'1 front of house
The ’Bribes, please’ column ﬁnally makes a belated appearance after being a'uelly chopped last issue on grounds of decency or some such nonsense.
Following the startling lack of success of last year’s 'Bribes, please' column, after which we found ourselves two bottles of hooch and some buns to the better, we have nothing better to do than to resurrect this fine tradition of shameless venality.
For those who find the title of the column a little too challenging, the basic premise behind 'Bribes, please' is very simple. Any show that wants a glowing mention in this column just has to send us some small, or preferably large, token of their esteem. The bigger the bribe, the bigger the mention.
Topping the bill so far is eight cans of Kronenbourg from the Locus Theatre Company. They’re presenting the UK premiere of ’Acts Of Union’, a promenade performance which delves into Scottish history and looks at the many acts of bribery and corruption which have altered the past. Fortunately, Locus realised that bribery and corruption are still valid methods for exerting influence and we are happy to recommend their show which plays at Moray House every night until Sat 22 Aug at 8pm. Independent of ’Bribes, please', there‘s is a review of the show on page 57.

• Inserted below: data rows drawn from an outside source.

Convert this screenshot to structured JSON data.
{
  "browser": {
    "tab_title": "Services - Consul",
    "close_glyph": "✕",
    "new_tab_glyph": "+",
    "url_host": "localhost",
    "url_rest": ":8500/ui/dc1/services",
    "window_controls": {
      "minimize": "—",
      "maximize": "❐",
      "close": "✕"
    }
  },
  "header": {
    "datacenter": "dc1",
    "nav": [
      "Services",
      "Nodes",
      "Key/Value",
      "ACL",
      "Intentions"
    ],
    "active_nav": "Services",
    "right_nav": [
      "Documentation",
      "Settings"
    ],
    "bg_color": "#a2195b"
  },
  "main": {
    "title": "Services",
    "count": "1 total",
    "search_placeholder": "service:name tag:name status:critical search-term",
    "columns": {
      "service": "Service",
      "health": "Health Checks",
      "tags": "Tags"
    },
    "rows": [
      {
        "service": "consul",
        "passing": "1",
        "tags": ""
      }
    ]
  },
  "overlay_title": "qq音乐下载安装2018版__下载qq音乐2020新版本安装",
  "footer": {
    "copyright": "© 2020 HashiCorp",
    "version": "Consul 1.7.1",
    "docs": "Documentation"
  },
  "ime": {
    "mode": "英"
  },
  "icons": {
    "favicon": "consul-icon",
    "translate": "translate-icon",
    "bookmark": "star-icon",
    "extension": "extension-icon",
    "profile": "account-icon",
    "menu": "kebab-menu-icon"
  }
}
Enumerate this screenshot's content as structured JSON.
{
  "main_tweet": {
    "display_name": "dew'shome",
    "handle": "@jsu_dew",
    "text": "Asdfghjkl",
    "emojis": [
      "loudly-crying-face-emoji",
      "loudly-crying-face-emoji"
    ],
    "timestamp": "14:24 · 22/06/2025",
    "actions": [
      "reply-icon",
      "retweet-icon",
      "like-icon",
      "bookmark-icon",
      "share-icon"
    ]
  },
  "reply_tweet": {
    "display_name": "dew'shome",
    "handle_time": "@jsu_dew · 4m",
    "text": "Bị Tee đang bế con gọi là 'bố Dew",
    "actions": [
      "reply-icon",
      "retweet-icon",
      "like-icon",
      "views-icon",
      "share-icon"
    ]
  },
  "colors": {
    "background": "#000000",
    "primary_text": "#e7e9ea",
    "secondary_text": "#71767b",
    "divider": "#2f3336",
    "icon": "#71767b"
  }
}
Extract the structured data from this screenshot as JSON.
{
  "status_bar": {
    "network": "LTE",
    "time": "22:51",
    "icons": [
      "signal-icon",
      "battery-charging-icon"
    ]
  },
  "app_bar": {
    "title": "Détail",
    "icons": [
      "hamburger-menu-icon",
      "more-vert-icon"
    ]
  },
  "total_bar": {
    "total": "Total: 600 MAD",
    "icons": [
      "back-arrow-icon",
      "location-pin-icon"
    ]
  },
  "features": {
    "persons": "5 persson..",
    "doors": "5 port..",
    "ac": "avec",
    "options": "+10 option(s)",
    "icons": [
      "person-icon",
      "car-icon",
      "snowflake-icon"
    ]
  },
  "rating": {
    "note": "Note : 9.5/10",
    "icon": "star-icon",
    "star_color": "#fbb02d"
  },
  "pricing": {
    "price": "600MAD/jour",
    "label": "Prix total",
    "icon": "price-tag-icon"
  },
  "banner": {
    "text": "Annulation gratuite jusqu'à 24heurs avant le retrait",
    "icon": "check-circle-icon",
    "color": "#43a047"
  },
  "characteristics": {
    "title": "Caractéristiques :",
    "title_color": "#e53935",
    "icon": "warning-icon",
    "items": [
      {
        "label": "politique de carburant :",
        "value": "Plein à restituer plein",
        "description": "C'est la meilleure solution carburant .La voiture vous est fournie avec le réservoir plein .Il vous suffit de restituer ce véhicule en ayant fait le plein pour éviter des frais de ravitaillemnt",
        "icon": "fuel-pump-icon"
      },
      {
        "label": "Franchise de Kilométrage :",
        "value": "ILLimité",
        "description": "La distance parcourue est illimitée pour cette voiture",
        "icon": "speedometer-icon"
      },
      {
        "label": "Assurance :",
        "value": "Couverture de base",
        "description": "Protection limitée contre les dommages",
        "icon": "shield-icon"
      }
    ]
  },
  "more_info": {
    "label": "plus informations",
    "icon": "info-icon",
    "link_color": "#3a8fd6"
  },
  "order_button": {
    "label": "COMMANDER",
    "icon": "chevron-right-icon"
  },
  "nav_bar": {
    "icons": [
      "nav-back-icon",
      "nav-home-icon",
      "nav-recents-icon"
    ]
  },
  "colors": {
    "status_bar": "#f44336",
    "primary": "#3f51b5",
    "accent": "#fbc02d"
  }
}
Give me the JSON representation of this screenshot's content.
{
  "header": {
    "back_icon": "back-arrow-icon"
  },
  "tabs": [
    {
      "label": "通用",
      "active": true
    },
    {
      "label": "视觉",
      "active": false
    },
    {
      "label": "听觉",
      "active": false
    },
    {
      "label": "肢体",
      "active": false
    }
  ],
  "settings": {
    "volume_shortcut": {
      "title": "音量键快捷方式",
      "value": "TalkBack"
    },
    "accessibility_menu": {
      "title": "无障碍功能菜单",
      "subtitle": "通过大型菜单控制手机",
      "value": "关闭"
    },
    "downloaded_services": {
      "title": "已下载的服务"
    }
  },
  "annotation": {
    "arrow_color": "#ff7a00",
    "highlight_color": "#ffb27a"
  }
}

The Realistic Theatre Company of Edinburgh have promised us a Kansas City Southern Railway baseball cap for a mention of their production of The Railway Children which plays at Southside A (venue 82) until Sat 29 Aug. If the cap doesn’t turn up then their marketing manager has promised us her firstborn child and has helpfully included the details that the daughter in question is 21, 5ft, 100 pounds with long brown hair and brown eyes. Unfortunately, it would appear that the daughter has promised to look after her mother in her old age so ‘Bribes, please' will probably be stuck with the bloody cap.
The producers of Lorenzaccio, the Alfred Musset play which is on at Augustine’s Sanctuary until Mon 31 Aug (not 17, 24), have sent us a pack of Lorenzo pasta and they called us ’astoundingly wonderful people'. OK, so it's OTT but we’ll take anything.
PS. The cap's turned up.
54 rususr 13-20 Aug 1998
On the piss
Landlord AL MURRAY clears up a few misunderstandings.
To the trained eye there are several essential differences between Scots and English pubs. Firstly, here in Edinburgh, I’ve noticed that your places tend to be called ‘bars’ rather than ‘pubs’. This led to confusion for me when I first visited; I thought I had entered a city entirely fed and watered by wine bars, awash with olives and pitta bread beatnik berets and goatees everywhere, the sound of Sade drifting across the Meadows. A prospect too hideous for words. Not even Edinburgh is that ponciﬁed. As an Englishman, too. there’s nothing I like more than catching some folk music in a Scots bar. It’s a perfect night’s entertainment, hearing the genocidal cries of the English relayed on a haunting Celtic melody. We don’t have folk music in English pubs which is mainly down to the invention of the juke box and the electric guitar, but also because we English don’t have any folk music as such -— apart from ‘Scarborough Fair’ and ‘Greensleeves’ of course. That’s because we were too busy kicking the shit out of everybody else. giving them something to sing about. It’s our heritage and you can say what you like about it but it’s resulted in some lovely tunes. Then there is the tiny matter of closing time. I can see the appeal of being able to get a drink at four in the morning. After all, when you just can’t sleep, three or four nice pints of heavy really does the trick, but you’ve got to draw the line somewhere. I draw it at eleven o’clock. out by quarter past. You may not like it but it‘s the way things are. Otherwise, when do we sleep? Landlords live to serve, we are the chosen few. Our lives are dedicated to the serving of others. to ensuring that the ale ﬂows strong and true. that good
Al Murray and his cute. lovable dog
cheer abounds and that we all pass time in good company. No work clothes or dogs please, but four, five or six in the morning? Do us a favour. As we say in the trade. ’You’ve had your money. now fuck off
Keeper Of The Pint Cosmic (Fringe) Al Murray, Pub Landlord, The Pleasance (Venue 33) 556 6550, 14-31 Aug (not 25) 9.25pm, £9/£8.50/£8 (£8/£7.50/£7).
Are they related?
We were struck by the uncanny similarity between baritone Bo Skovhus and Canadian pop singer Bryan Adams. Both have set female hearts a- flutter here at List HQ With their strong, smouldering looks. Bizarrely, Skovhus also bears a striking resemblance to Willem Dafoe but that’s even less funny than the Bryan Adams gag. Skovhus performs at the Usher Hall on Sunday 23. Spookily, Bryan Adams doesn’t have a gig in Edinburgh on that day which is surely incontrovertible proof that they are in fact one person.